= Task brief =
The required lines are those that contain "Agency"; pull them out of the data and copy them.

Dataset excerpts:
===============
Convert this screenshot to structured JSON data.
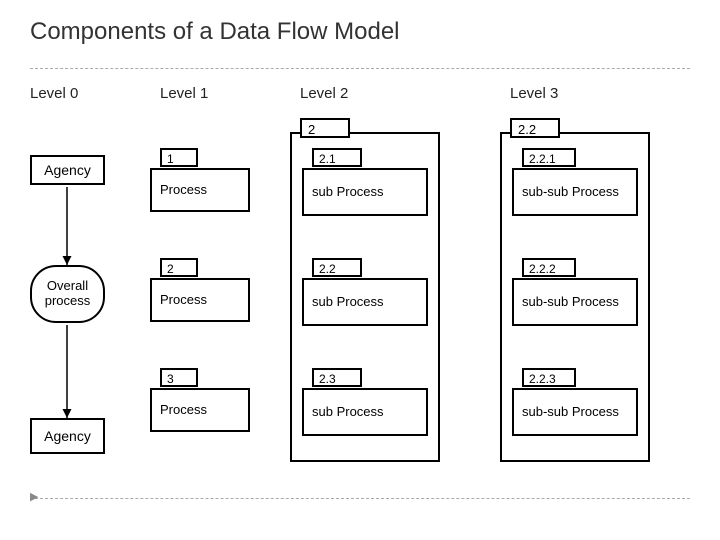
{
  "title": "Components of a Data Flow Model",
  "levels": [
    "Level 0",
    "Level 1",
    "Level 2",
    "Level 3"
  ],
  "level0": {
    "agency_top": "Agency",
    "overall_process": "Overall process",
    "agency_bottom": "Agency"
  },
  "level1": {
    "items": [
      {
        "id": "1",
        "label": "Process"
      },
      {
        "id": "2",
        "label": "Process"
      },
      {
        "id": "3",
        "label": "Process"
      }
    ]
  },
  "level2": {
    "header": "2",
    "items": [
      {
        "id": "2.1",
        "label": "sub Process"
      },
      {
        "id": "2.2",
        "label": "sub Process"
      },
      {
        "id": "2.3",
        "label": "sub Process"
      }
    ]
  },
  "level3": {
    "header": "2.2",
    "items": [
      {
        "id": "2.2.1",
        "label": "sub-sub Process"
      },
      {
        "id": "2.2.2",
        "label": "sub-sub Process"
      },
      {
        "id": "2.2.3",
        "label": "sub-sub Process"
      }
    ]
  }
}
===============
= Solution to the problem =
    "agency_top": "Agency",
    "agency_bottom": "Agency"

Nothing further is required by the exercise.